Gov. Brian Kemp said state officials are mobilizing to deploy emergency resources ahead of the winter storm that could cover parts of North Georgia with snow and ice this weekend.

The governor urged Georgians on Friday to be “winter weather aware” and prepare for the first significant snowfall in metro Atlanta in nearly four years — and the black ice and treacherous road conditions that could follow.

“We know for many this long weekend will probably lead to a lot of travel plans, and we want to encourage everyone to stay up to date on the forecast,” Kemp said at a press conference in his office.

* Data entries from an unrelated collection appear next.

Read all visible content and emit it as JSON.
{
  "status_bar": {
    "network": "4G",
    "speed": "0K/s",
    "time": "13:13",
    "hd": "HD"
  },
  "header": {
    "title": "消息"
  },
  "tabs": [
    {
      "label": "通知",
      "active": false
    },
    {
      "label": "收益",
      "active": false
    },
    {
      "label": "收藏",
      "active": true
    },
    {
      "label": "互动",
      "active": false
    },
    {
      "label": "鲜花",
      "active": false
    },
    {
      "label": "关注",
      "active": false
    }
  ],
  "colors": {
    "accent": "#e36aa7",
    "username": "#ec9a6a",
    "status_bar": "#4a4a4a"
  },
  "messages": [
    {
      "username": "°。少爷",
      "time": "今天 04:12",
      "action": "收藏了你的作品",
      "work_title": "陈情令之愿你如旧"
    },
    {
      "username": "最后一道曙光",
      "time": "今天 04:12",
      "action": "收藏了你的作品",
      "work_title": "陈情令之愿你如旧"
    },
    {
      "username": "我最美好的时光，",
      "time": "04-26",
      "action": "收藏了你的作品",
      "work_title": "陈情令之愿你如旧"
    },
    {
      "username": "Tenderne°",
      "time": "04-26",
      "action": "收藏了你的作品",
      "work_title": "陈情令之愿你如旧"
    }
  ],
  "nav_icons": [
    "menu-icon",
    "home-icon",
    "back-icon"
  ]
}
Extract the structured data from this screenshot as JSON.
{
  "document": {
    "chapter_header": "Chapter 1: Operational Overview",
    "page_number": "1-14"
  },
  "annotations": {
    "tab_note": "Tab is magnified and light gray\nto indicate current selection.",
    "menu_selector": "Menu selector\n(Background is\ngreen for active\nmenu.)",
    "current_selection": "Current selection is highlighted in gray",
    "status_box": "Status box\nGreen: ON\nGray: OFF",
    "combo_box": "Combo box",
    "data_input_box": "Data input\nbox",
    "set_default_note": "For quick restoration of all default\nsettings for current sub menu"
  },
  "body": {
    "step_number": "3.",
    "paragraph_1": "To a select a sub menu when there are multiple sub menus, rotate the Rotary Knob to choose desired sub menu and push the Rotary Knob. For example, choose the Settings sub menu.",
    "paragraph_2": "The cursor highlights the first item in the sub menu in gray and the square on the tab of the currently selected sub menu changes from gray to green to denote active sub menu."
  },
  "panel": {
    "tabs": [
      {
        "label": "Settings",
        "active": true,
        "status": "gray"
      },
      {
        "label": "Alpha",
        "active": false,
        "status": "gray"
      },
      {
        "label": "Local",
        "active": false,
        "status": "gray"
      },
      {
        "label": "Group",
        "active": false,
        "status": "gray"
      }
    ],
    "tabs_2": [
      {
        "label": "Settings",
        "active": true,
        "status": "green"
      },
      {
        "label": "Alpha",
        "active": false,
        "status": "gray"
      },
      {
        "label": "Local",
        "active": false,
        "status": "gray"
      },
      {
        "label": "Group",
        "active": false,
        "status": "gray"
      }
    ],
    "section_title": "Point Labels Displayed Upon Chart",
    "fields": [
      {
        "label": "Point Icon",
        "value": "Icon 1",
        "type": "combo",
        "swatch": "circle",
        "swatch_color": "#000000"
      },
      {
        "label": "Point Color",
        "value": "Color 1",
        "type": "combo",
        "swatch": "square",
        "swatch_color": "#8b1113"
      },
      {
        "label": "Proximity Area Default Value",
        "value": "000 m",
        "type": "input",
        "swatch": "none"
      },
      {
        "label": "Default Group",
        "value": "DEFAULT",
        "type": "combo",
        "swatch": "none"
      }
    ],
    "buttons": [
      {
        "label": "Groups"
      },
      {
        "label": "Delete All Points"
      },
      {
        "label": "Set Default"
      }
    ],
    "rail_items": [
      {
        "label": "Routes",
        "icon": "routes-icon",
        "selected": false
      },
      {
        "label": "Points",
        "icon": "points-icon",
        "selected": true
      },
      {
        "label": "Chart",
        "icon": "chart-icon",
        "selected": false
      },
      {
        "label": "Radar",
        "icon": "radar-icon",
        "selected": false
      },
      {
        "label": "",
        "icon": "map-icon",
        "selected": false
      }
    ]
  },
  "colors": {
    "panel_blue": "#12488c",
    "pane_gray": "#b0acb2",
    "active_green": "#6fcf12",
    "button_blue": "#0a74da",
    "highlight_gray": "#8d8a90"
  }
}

The National Weather Service has issued a winter storm watch for parts of northeast Georgia from Saturday evening to late Sunday. Forecasters expect 2 to 5 inches of snowfall in parts of the metro area by Sunday night. Higher elevations could see more.

James Stallings, the head of the state’s emergency agency, stressed that the forecasts could change significantly and that Georgians needed to stay vigilant.

Those going to the parade in Athens honoring Georgia’s football national championship should make plans to return home after the celebration, he said, or plan to hunker down in Athens until Monday.

Transportation Commissioner Russell McMurry said an “all hands on deck” response from his agency was underway, and crews have double-treated highways to try to prevent icy buildup.

Col. Chris Wright of the Georgia Department of Public Safety urged motorists to stay off the roads if they can — and to drive with caution if they can’t.

“We hope the storm will underdeliver,” Kemp said. “But it could overdeliver. And we’re throwing all the resources we have available at this.”